"We intend to reach diverse audiences, using Campfire events to foster invigorating discussions – much as actual campfires create circles of conversation – both in person and through social media,” said Joyce Dehli, Pulitzer Prize Board member and chair of the Campfires Initiative. “We also hope to inspire new generations of practitioners." -- 03/30/2015
The Pulitzer Prizes in journalism, which honor the work of American newspapers and news sites, have expanded eligibility for two prize categories, Investigative Reporting and Feature Writing, to include many online and print magazines, the Pulitzer Prize Board announced today.
"After a considered review and discussion, we are adopting these changes in a spirit of experimentation, rooted in a commitment to the enduring values of great journalism," said Danielle Allen, chair of the Pulitzer Prize Board. "We have chosen to focus our evolution on investigative reporting because of its relevance to public life and feature writing because of its emphasis on literary merit." -- 12/08/2014

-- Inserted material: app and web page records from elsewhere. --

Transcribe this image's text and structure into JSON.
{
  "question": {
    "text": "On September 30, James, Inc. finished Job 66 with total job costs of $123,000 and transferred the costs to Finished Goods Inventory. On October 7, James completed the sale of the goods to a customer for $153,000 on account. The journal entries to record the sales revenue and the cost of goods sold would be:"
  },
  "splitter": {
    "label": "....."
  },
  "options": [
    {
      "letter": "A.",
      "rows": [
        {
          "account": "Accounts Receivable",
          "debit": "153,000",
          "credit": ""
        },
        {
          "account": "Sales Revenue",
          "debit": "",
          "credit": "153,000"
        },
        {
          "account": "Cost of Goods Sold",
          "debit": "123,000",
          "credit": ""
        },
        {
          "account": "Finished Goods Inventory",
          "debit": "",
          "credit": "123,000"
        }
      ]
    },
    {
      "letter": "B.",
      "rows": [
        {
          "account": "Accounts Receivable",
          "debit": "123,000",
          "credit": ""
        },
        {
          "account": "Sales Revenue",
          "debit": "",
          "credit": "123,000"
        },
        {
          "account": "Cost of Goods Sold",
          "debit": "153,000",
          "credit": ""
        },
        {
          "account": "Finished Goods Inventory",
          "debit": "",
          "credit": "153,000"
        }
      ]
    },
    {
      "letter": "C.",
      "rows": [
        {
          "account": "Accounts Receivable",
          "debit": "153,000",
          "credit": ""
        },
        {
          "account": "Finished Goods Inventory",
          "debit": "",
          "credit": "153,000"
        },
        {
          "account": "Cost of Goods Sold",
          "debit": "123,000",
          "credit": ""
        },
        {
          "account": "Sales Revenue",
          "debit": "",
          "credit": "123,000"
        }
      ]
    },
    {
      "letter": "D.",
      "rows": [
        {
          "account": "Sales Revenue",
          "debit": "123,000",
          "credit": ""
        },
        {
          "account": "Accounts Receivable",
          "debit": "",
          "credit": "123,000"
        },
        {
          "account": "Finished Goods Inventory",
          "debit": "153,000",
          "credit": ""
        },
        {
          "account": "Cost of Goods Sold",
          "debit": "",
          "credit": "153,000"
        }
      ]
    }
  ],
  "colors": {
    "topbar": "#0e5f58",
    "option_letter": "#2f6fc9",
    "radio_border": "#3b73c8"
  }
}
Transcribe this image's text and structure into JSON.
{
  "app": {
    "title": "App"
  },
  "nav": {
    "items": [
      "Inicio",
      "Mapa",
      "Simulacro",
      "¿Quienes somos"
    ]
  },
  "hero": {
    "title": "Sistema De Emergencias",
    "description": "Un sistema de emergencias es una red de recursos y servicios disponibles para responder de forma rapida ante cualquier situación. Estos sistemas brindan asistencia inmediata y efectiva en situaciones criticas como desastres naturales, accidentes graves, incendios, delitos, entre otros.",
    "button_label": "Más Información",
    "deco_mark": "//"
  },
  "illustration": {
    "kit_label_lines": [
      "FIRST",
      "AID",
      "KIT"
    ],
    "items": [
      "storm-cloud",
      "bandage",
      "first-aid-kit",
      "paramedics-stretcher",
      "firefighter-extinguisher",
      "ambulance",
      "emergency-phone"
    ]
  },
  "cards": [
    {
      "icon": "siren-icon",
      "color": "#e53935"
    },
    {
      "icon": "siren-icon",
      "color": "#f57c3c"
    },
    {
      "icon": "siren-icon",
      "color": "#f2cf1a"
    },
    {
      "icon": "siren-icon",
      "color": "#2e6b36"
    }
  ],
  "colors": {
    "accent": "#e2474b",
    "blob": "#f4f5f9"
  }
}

Mike Pride, the former editor of the Concord Monitor who led his small New Hampshire newspaper to national prominence and served as co-chair of the Pulitzer Prize Board, has been named administrator of the Pulitzer Prizes.
The appointment, effective Sept. 1, was announced by the Pulitzer Board and by Lee C. Bollinger, president of Columbia University, where the prestigious prizes in journalism, letters, drama and music are administered.
Pride succeeds Sig Gissler, 78, former editor of The Milwaukee Journal and Columbia Journalism School faculty member, who will retire Aug. 1 after 12 years as administrator.
Pride, 67, became editor of the Monitor in 1983 after serving as managing editor. Under his leadership the Monitor won the New England Newspaper of the Year Award 19 times, as well as numerous national awards for excellence. The paper was cited by Time magazine and the Columbia Journalism Review as one of the best papers in the country. In 2008, the Monitor won the Pulitzer Prize for Feature Photography.-- 07/01/2014